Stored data
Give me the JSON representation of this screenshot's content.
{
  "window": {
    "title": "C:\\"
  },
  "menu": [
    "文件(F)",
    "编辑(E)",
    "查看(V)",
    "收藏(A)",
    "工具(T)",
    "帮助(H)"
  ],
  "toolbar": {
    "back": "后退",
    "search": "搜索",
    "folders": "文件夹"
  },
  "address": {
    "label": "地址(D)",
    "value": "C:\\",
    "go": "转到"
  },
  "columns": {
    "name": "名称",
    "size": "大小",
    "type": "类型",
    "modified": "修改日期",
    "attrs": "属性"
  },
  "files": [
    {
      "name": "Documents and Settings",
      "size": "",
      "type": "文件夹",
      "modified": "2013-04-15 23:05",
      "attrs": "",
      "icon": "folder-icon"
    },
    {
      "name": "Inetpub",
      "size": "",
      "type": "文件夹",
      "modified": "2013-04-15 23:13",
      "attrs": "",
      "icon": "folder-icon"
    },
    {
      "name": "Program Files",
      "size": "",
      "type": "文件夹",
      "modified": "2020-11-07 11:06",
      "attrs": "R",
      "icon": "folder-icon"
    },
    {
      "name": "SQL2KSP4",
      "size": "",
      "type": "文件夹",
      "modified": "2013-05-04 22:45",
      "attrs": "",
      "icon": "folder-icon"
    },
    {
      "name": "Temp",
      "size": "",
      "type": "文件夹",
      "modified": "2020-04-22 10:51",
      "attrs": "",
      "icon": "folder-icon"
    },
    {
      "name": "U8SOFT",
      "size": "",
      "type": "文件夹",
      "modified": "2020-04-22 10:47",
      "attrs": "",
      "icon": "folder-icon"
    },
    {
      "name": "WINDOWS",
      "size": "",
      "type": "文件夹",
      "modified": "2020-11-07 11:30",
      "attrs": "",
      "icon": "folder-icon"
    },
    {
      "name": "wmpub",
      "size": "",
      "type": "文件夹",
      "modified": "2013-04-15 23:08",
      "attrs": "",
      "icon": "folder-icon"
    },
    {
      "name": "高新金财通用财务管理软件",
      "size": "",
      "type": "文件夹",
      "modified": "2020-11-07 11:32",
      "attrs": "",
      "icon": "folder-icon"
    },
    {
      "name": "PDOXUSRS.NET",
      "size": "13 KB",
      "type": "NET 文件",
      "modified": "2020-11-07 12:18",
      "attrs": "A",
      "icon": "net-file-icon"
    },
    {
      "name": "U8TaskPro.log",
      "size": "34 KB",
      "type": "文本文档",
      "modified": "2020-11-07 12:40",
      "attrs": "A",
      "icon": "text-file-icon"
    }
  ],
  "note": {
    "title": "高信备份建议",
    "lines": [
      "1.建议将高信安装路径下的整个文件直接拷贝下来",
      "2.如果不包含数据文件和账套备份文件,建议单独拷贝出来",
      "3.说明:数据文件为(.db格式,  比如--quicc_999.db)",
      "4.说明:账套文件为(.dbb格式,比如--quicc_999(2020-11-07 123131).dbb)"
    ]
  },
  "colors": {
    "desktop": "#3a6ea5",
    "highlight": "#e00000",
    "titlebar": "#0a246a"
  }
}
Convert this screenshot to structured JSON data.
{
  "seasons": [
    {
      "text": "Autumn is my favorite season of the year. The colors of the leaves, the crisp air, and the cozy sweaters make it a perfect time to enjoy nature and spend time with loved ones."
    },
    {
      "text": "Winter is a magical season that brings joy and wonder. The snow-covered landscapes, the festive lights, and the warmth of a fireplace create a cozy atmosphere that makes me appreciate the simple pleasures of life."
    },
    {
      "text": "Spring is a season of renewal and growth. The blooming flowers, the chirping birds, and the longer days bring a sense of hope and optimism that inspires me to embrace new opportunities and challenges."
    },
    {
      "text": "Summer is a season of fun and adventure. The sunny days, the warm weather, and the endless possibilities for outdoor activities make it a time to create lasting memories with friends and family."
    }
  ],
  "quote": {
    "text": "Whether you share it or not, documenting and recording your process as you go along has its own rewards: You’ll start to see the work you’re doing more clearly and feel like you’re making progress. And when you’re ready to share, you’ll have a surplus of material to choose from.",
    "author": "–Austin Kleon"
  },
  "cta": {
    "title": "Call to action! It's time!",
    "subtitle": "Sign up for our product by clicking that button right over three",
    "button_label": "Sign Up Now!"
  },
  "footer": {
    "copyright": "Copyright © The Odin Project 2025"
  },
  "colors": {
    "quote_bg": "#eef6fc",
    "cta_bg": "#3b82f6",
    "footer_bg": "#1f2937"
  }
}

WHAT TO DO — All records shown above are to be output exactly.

FINAL ANSWER —
Give me the JSON representation of this screenshot's content.
{
  "window": {
    "title": "C:\\"
  },
  "menu": [
    "文件(F)",
    "编辑(E)",
    "查看(V)",
    "收藏(A)",
    "工具(T)",
    "帮助(H)"
  ],
  "toolbar": {
    "back": "后退",
    "search": "搜索",
    "folders": "文件夹"
  },
  "address": {
    "label": "地址(D)",
    "value": "C:\\",
    "go": "转到"
  },
  "columns": {
    "name": "名称",
    "size": "大小",
    "type": "类型",
    "modified": "修改日期",
    "attrs": "属性"
  },
  "files": [
    {
      "name": "Documents and Settings",
      "size": "",
      "type": "文件夹",
      "modified": "2013-04-15 23:05",
      "attrs": "",
      "icon": "folder-icon"
    },
    {
      "name": "Inetpub",
      "size": "",
      "type": "文件夹",
      "modified": "2013-04-15 23:13",
      "attrs": "",
      "icon": "folder-icon"
    },
    {
      "name": "Program Files",
      "size": "",
      "type": "文件夹",
      "modified": "2020-11-07 11:06",
      "attrs": "R",
      "icon": "folder-icon"
    },
    {
      "name": "SQL2KSP4",
      "size": "",
      "type": "文件夹",
      "modified": "2013-05-04 22:45",
      "attrs": "",
      "icon": "folder-icon"
    },
    {
      "name": "Temp",
      "size": "",
      "type": "文件夹",
      "modified": "2020-04-22 10:51",
      "attrs": "",
      "icon": "folder-icon"
    },
    {
      "name": "U8SOFT",
      "size": "",
      "type": "文件夹",
      "modified": "2020-04-22 10:47",
      "attrs": "",
      "icon": "folder-icon"
    },
    {
      "name": "WINDOWS",
      "size": "",
      "type": "文件夹",
      "modified": "2020-11-07 11:30",
      "attrs": "",
      "icon": "folder-icon"
    },
    {
      "name": "wmpub",
      "size": "",
      "type": "文件夹",
      "modified": "2013-04-15 23:08",
      "attrs": "",
      "icon": "folder-icon"
    },
    {
      "name": "高新金财通用财务管理软件",
      "size": "",
      "type": "文件夹",
      "modified": "2020-11-07 11:32",
      "attrs": "",
      "icon": "folder-icon"
    },
    {
      "name": "PDOXUSRS.NET",
      "size": "13 KB",
      "type": "NET 文件",
      "modified": "2020-11-07 12:18",
      "attrs": "A",
      "icon": "net-file-icon"
    },
    {
      "name": "U8TaskPro.log",
      "size": "34 KB",
      "type": "文本文档",
      "modified": "2020-11-07 12:40",
      "attrs": "A",
      "icon": "text-file-icon"
    }
  ],
  "note": {
    "title": "高信备份建议",
    "lines": [
      "1.建议将高信安装路径下的整个文件直接拷贝下来",
      "2.如果不包含数据文件和账套备份文件,建议单独拷贝出来",
      "3.说明:数据文件为(.db格式,  比如--quicc_999.db)",
      "4.说明:账套文件为(.dbb格式,比如--quicc_999(2020-11-07 123131).dbb)"
    ]
  },
  "colors": {
    "desktop": "#3a6ea5",
    "highlight": "#e00000",
    "titlebar": "#0a246a"
  }
}
Convert this screenshot to structured JSON data.
{
  "seasons": [
    {
      "text": "Autumn is my favorite season of the year. The colors of the leaves, the crisp air, and the cozy sweaters make it a perfect time to enjoy nature and spend time with loved ones."
    },
    {
      "text": "Winter is a magical season that brings joy and wonder. The snow-covered landscapes, the festive lights, and the warmth of a fireplace create a cozy atmosphere that makes me appreciate the simple pleasures of life."
    },
    {
      "text": "Spring is a season of renewal and growth. The blooming flowers, the chirping birds, and the longer days bring a sense of hope and optimism that inspires me to embrace new opportunities and challenges."
    },
    {
      "text": "Summer is a season of fun and adventure. The sunny days, the warm weather, and the endless possibilities for outdoor activities make it a time to create lasting memories with friends and family."
    }
  ],
  "quote": {
    "text": "Whether you share it or not, documenting and recording your process as you go along has its own rewards: You’ll start to see the work you’re doing more clearly and feel like you’re making progress. And when you’re ready to share, you’ll have a surplus of material to choose from.",
    "author": "–Austin Kleon"
  },
  "cta": {
    "title": "Call to action! It's time!",
    "subtitle": "Sign up for our product by clicking that button right over three",
    "button_label": "Sign Up Now!"
  },
  "footer": {
    "copyright": "Copyright © The Odin Project 2025"
  },
  "colors": {
    "quote_bg": "#eef6fc",
    "cta_bg": "#3b82f6",
    "footer_bg": "#1f2937"
  }
}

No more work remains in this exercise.